Go through the data and copy every line in which "number" appears.
#####
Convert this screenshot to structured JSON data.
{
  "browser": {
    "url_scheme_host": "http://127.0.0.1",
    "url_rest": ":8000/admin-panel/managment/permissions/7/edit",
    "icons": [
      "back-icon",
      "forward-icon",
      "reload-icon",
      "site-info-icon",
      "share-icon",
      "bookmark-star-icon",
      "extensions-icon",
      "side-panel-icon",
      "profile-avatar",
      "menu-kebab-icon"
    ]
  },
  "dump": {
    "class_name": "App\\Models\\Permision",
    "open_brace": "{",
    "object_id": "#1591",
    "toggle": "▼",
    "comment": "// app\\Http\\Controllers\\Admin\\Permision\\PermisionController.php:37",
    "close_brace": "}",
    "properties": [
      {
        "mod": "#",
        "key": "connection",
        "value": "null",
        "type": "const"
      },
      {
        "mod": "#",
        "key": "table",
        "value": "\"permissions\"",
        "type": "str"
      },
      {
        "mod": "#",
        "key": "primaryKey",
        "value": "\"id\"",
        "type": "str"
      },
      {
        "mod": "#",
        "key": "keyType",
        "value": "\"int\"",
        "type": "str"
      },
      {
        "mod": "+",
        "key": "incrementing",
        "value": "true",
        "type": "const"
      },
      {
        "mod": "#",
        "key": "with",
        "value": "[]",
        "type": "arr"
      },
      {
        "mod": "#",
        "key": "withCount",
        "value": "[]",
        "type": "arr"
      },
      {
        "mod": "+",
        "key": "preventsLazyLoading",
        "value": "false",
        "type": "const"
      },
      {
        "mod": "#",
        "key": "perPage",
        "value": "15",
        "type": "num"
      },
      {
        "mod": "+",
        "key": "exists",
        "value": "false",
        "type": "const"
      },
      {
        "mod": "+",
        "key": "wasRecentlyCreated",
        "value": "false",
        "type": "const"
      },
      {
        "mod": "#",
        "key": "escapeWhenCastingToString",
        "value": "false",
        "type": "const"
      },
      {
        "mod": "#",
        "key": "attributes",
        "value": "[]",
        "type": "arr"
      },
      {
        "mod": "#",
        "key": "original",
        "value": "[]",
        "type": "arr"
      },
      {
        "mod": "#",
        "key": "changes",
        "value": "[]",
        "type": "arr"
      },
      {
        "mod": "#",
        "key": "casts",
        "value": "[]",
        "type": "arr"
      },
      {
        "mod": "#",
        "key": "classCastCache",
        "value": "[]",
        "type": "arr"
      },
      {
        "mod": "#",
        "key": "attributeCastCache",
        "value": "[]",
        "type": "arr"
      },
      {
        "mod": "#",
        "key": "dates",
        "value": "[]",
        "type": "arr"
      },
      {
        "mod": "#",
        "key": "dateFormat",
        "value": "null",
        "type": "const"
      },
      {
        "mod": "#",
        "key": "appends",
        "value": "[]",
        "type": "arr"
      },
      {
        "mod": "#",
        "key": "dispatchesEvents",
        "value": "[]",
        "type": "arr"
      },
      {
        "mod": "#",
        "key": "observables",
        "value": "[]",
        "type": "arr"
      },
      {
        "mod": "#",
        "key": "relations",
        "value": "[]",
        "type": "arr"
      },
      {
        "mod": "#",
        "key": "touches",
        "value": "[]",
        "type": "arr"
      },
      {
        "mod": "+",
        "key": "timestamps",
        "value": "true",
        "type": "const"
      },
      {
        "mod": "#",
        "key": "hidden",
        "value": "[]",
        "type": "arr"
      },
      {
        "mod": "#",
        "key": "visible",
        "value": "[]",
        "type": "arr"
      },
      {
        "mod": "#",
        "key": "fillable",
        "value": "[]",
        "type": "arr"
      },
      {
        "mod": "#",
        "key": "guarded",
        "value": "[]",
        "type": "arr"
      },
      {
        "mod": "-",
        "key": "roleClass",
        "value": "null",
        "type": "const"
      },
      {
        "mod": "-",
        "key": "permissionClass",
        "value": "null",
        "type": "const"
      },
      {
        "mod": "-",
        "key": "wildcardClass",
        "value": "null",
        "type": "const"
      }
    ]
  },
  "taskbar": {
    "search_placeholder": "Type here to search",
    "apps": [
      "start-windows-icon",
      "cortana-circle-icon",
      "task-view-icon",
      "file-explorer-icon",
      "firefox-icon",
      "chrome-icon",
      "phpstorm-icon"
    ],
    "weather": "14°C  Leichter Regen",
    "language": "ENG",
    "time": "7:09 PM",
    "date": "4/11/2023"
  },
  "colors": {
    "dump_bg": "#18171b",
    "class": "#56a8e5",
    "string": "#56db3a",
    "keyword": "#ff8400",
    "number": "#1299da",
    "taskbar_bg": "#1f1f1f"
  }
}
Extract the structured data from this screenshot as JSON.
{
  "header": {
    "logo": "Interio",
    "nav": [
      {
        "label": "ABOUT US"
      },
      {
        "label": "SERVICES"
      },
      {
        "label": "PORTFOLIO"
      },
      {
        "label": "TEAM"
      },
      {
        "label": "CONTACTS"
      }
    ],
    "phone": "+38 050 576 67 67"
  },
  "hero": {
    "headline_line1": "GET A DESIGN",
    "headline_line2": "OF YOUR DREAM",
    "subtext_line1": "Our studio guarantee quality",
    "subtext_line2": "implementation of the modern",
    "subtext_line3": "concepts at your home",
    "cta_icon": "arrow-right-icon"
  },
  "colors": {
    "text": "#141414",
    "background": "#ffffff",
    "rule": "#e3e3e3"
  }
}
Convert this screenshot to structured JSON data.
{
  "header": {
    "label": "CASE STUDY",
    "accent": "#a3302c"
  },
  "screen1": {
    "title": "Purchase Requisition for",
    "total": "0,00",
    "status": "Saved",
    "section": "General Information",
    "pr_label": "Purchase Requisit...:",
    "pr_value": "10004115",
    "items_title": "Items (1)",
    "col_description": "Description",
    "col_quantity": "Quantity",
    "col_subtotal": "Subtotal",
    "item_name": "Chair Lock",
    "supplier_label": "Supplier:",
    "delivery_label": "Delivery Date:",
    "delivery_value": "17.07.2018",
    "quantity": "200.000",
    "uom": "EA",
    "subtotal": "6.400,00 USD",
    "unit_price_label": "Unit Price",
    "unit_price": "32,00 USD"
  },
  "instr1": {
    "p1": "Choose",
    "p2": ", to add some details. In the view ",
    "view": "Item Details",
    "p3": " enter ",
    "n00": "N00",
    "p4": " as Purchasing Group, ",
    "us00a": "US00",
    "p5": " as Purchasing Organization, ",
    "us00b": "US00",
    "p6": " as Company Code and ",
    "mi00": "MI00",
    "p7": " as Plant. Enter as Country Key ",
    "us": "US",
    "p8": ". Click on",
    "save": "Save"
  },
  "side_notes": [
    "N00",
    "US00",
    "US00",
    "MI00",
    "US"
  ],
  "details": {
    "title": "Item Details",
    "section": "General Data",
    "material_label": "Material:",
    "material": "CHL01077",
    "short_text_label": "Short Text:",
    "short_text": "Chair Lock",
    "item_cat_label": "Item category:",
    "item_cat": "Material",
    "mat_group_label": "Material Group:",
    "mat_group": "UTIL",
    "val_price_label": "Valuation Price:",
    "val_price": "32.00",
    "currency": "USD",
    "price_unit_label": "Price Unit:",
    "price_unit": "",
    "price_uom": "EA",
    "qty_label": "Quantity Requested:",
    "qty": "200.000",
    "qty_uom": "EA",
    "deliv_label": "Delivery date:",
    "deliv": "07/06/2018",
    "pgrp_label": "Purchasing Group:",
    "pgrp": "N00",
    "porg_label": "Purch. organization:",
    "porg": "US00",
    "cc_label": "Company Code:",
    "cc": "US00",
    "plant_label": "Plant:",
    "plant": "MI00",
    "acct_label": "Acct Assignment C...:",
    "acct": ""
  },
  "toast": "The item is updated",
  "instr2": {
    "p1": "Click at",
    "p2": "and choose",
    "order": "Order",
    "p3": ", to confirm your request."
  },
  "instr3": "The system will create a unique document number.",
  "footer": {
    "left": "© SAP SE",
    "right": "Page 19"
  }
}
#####
= Task answer =
    "number": "#1299da",
  "instr3": "The system will create a unique document number.",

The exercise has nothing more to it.